The pictures in the data below are to be omitted; all else must be duplicated exactly.

┄┄┄┄┄┄

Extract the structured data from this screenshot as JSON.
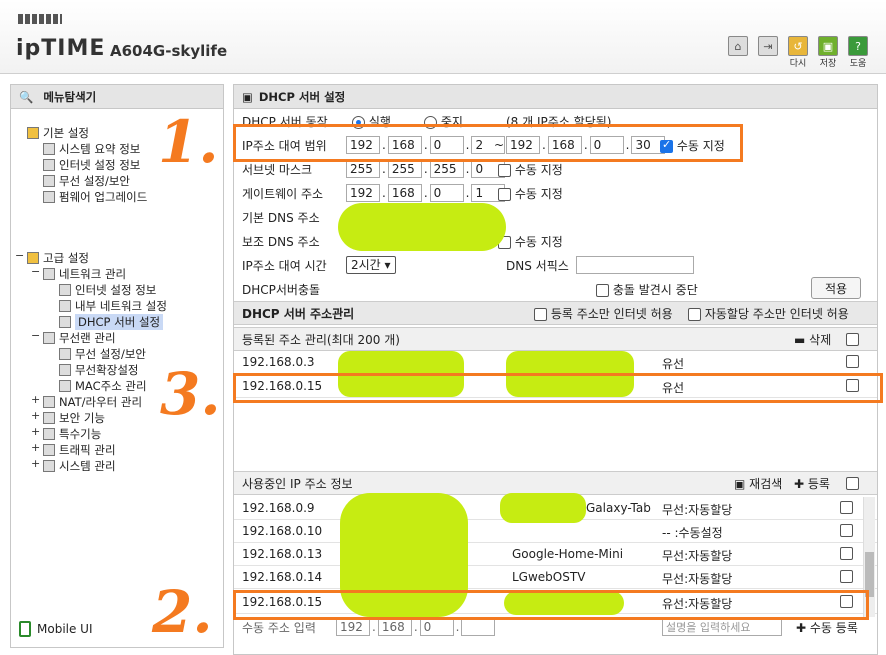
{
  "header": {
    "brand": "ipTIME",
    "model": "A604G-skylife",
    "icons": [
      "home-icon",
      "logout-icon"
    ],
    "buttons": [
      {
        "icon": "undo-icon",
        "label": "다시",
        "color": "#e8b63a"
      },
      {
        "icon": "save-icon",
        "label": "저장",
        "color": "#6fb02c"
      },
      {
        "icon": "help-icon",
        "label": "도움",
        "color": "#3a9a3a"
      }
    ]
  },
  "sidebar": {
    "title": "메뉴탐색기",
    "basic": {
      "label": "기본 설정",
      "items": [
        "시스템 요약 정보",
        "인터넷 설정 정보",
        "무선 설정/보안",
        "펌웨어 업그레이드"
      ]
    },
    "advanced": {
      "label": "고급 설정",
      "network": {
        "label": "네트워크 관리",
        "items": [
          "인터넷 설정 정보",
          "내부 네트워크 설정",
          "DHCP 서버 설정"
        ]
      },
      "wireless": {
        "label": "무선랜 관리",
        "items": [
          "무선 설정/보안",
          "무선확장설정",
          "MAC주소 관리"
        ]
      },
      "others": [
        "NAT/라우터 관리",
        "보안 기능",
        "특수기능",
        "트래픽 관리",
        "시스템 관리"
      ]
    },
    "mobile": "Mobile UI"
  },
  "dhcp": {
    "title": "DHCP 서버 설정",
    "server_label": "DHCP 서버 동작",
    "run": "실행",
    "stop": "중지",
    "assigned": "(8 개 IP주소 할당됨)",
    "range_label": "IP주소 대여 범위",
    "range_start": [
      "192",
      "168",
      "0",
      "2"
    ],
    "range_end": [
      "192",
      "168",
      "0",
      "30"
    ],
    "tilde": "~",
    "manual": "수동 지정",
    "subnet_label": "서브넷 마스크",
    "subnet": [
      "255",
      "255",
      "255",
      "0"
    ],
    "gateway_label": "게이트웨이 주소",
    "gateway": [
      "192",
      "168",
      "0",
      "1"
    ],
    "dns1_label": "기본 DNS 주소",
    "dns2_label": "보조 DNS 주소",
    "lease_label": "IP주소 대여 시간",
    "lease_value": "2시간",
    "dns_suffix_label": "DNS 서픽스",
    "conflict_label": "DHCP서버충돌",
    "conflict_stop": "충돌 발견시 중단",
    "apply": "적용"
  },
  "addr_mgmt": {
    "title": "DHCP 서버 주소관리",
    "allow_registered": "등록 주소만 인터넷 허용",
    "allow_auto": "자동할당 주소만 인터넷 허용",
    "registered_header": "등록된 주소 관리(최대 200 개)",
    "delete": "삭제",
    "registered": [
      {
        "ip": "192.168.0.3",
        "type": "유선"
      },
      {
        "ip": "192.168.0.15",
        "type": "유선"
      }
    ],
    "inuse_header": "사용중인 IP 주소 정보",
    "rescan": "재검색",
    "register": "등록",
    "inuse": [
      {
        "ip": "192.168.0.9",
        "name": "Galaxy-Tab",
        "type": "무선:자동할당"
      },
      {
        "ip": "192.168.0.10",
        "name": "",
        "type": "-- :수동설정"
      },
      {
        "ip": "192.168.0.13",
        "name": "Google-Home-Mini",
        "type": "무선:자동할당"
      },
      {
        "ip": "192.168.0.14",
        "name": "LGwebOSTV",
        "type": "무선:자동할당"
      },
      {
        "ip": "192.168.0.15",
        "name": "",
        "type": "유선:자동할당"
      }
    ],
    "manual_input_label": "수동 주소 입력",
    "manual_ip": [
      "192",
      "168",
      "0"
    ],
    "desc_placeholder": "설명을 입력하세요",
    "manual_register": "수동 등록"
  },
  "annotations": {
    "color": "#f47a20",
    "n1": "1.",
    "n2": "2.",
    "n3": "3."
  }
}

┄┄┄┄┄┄

Solution to this exercise:
Extract the structured data from this screenshot as JSON.
{
  "header": {
    "brand": "ipTIME",
    "model": "A604G-skylife",
    "icons": [
      "home-icon",
      "logout-icon"
    ],
    "buttons": [
      {
        "icon": "undo-icon",
        "label": "다시",
        "color": "#e8b63a"
      },
      {
        "icon": "save-icon",
        "label": "저장",
        "color": "#6fb02c"
      },
      {
        "icon": "help-icon",
        "label": "도움",
        "color": "#3a9a3a"
      }
    ]
  },
  "sidebar": {
    "title": "메뉴탐색기",
    "basic": {
      "label": "기본 설정",
      "items": [
        "시스템 요약 정보",
        "인터넷 설정 정보",
        "무선 설정/보안",
        "펌웨어 업그레이드"
      ]
    },
    "advanced": {
      "label": "고급 설정",
      "network": {
        "label": "네트워크 관리",
        "items": [
          "인터넷 설정 정보",
          "내부 네트워크 설정",
          "DHCP 서버 설정"
        ]
      },
      "wireless": {
        "label": "무선랜 관리",
        "items": [
          "무선 설정/보안",
          "무선확장설정",
          "MAC주소 관리"
        ]
      },
      "others": [
        "NAT/라우터 관리",
        "보안 기능",
        "특수기능",
        "트래픽 관리",
        "시스템 관리"
      ]
    },
    "mobile": "Mobile UI"
  },
  "dhcp": {
    "title": "DHCP 서버 설정",
    "server_label": "DHCP 서버 동작",
    "run": "실행",
    "stop": "중지",
    "assigned": "(8 개 IP주소 할당됨)",
    "range_label": "IP주소 대여 범위",
    "range_start": [
      "192",
      "168",
      "0",
      "2"
    ],
    "range_end": [
      "192",
      "168",
      "0",
      "30"
    ],
    "tilde": "~",
    "manual": "수동 지정",
    "subnet_label": "서브넷 마스크",
    "subnet": [
      "255",
      "255",
      "255",
      "0"
    ],
    "gateway_label": "게이트웨이 주소",
    "gateway": [
      "192",
      "168",
      "0",
      "1"
    ],
    "dns1_label": "기본 DNS 주소",
    "dns2_label": "보조 DNS 주소",
    "lease_label": "IP주소 대여 시간",
    "lease_value": "2시간",
    "dns_suffix_label": "DNS 서픽스",
    "conflict_label": "DHCP서버충돌",
    "conflict_stop": "충돌 발견시 중단",
    "apply": "적용"
  },
  "addr_mgmt": {
    "title": "DHCP 서버 주소관리",
    "allow_registered": "등록 주소만 인터넷 허용",
    "allow_auto": "자동할당 주소만 인터넷 허용",
    "registered_header": "등록된 주소 관리(최대 200 개)",
    "delete": "삭제",
    "registered": [
      {
        "ip": "192.168.0.3",
        "type": "유선"
      },
      {
        "ip": "192.168.0.15",
        "type": "유선"
      }
    ],
    "inuse_header": "사용중인 IP 주소 정보",
    "rescan": "재검색",
    "register": "등록",
    "inuse": [
      {
        "ip": "192.168.0.9",
        "name": "Galaxy-Tab",
        "type": "무선:자동할당"
      },
      {
        "ip": "192.168.0.10",
        "name": "",
        "type": "-- :수동설정"
      },
      {
        "ip": "192.168.0.13",
        "name": "Google-Home-Mini",
        "type": "무선:자동할당"
      },
      {
        "ip": "192.168.0.14",
        "name": "LGwebOSTV",
        "type": "무선:자동할당"
      },
      {
        "ip": "192.168.0.15",
        "name": "",
        "type": "유선:자동할당"
      }
    ],
    "manual_input_label": "수동 주소 입력",
    "manual_ip": [
      "192",
      "168",
      "0"
    ],
    "desc_placeholder": "설명을 입력하세요",
    "manual_register": "수동 등록"
  },
  "annotations": {
    "color": "#f47a20",
    "n1": "1.",
    "n2": "2.",
    "n3": "3."
  }
}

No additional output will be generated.